HIGH SCHOOL ACHIEVEMENT: Public, Catholic, and Private Schools Compared by James S.; Thomas Hoffer & Sally Kilgore Coleman
Kirkus Star

HIGH SCHOOL ACHIEVEMENT: Public, Catholic, and Private Schools Compared

By
Email this review

KIRKUS REVIEW

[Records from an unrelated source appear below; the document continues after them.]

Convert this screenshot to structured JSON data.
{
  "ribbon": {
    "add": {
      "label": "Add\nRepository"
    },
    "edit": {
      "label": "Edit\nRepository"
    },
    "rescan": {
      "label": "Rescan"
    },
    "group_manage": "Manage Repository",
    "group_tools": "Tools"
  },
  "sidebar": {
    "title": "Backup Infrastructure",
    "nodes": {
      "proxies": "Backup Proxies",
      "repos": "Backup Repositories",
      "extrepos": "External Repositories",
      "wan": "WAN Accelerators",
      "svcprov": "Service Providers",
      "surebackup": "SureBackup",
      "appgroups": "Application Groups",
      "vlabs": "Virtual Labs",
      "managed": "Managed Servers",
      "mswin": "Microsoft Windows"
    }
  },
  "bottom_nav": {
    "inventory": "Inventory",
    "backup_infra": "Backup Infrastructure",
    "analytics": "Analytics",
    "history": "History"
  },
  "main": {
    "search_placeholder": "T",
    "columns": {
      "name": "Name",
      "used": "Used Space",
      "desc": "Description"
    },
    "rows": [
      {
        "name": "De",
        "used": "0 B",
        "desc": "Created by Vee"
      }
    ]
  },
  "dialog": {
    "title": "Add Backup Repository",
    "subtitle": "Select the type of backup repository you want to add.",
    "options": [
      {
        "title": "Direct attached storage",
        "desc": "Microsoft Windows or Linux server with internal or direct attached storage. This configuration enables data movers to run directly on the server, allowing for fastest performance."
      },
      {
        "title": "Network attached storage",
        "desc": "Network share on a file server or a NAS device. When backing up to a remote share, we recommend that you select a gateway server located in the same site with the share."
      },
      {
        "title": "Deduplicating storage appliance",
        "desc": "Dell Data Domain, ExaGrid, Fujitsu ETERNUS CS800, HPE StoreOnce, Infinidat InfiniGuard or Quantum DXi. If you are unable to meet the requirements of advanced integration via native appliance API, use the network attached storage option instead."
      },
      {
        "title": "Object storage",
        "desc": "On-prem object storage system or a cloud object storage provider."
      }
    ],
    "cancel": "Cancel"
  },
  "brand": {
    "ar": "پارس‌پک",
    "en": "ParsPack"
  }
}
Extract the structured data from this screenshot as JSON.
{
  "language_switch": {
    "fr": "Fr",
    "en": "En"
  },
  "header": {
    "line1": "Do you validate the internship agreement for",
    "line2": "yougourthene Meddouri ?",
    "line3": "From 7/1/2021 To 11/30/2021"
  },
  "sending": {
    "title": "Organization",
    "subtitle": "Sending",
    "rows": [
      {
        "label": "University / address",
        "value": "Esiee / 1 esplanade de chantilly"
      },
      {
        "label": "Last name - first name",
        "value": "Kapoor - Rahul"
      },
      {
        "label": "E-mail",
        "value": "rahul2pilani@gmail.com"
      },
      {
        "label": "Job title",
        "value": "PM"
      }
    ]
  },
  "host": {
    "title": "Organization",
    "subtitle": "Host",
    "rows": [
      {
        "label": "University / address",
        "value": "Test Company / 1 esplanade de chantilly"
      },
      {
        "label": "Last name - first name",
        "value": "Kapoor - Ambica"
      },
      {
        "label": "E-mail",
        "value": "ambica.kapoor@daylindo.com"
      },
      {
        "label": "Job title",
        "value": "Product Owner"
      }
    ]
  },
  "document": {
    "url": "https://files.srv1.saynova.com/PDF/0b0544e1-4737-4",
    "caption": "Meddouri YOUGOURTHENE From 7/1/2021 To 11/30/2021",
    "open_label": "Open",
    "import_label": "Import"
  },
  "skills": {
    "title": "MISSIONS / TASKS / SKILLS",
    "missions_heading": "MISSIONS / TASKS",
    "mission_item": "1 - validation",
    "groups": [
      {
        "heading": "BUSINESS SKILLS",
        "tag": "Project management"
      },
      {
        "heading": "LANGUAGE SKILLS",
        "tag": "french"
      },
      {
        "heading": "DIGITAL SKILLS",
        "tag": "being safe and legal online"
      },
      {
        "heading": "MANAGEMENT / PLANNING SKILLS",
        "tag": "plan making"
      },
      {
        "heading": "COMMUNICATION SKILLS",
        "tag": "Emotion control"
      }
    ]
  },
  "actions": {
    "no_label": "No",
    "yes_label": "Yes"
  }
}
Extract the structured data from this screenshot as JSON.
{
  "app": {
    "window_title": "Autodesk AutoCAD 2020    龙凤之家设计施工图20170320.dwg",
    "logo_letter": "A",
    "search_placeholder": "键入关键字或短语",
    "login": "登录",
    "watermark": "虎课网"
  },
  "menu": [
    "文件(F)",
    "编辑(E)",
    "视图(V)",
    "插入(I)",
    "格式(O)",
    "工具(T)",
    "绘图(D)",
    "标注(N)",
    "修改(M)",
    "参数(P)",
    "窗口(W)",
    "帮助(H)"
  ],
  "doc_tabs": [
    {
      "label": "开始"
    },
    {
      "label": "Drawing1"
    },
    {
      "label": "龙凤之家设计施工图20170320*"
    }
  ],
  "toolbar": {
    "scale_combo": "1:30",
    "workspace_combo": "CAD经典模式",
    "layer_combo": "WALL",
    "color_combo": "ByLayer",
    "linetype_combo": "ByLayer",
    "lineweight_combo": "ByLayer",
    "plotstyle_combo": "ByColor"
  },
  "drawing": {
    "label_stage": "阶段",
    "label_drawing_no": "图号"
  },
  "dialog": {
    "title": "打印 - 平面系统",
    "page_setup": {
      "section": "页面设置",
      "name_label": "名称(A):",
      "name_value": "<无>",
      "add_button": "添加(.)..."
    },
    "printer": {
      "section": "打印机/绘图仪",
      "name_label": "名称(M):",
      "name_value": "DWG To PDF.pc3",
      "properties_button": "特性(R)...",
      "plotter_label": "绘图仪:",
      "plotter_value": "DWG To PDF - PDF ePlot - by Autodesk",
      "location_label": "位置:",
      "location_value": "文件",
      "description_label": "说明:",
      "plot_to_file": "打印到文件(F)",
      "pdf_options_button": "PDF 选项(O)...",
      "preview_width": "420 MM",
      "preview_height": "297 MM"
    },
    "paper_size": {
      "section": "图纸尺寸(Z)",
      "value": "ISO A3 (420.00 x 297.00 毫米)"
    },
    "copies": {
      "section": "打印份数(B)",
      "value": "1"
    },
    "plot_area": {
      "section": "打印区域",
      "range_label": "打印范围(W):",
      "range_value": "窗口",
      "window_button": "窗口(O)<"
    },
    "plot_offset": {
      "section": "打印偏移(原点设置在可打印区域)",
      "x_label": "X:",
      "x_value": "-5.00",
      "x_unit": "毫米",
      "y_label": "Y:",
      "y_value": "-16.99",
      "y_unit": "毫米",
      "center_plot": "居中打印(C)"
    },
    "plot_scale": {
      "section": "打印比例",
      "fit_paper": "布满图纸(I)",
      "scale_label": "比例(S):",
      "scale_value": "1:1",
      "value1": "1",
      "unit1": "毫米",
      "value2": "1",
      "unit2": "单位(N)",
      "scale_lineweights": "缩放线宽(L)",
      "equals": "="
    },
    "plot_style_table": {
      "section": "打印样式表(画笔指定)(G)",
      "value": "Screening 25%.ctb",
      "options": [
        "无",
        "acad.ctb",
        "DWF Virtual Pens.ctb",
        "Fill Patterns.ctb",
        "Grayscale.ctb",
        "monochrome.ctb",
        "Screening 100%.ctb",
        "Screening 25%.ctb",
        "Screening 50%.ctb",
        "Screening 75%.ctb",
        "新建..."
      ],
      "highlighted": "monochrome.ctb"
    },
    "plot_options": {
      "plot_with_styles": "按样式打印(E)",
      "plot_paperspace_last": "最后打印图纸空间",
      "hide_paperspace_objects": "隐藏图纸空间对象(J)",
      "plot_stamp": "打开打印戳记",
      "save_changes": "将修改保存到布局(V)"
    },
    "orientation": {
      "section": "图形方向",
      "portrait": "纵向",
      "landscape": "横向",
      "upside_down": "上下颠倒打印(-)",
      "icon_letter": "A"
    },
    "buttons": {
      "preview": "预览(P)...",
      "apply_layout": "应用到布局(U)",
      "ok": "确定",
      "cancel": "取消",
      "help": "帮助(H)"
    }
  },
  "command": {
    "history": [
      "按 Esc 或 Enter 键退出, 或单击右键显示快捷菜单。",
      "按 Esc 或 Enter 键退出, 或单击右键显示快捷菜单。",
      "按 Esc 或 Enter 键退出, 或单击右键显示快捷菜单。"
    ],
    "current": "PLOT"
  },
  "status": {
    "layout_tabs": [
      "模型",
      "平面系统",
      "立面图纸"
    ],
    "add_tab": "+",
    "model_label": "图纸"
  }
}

Private schools, Catholic and nonsectarian, come out over public schools throughout this expanded version of the controversial 1981 draft report by sociologist Coleman and his colleagues--thereby validating, if nothing else, Coleman's long-standing reservations about public high schools and his early advocacy of a voucher system. Data was collected from 15,728 students in 1,105 public, Catholic, and private high schools (pursuant to a survey not designed, however, for ""the comparison of public and private schools""). From this data, the authors concluded the following: though family income does bear a consistent relationship to private school enrollment, minority students are ""more evenly distributed, or less segregated, in private than in public schools""--on account, unsurprisingly, of residential segregation. And if families suddenly had an additional $1,000 in income (not, the authors caution, a voucher), the flow of white, upper- and middle-income children into the private schools would not increase racial and economic segregation, a hypothetical experiment found: ""the proportion of minorities coming into the private schools would be somewhat greater than the proportion already in those schools."" Still more clouded is the area of aspiration and-achievement. In general, private-school students were found to take more academic subjects, and more advanced academic subjects, than public-school students. (Public-school students headed for four-year colleges, however, take about the same number of advanced science courses as private-school students--but, still, fewer advanced math courses.) Overall, the authors posit ""high rates of engagement in academic activities"" in the private schools (better attendance, more time spent on homework, those rigorous subjects) and a superior ""disciplinary climate"" (fewer fights, greater teacher interest, fair and effective discipline). But nowhere was notice taken of the selectivity--in terms of student intelligence, or behavior--of the private schools. For this and other reasons, the conclusions are bound once again to be challenged. Previous criticisms are addressed in an extensive Addendum and in footnotes--but quantitative adjustments have not altered the qualitative findings, nor the authors' outlook. They would have us change the organization of schools away from a residential or racial basis, and abandon ""the myth of public schools as integrative and equalizing, while private schools are segregative and unequalizing."" A furor is sure to follow.

Pub Date: Aug. 27th, 1982
Publisher: Basic Books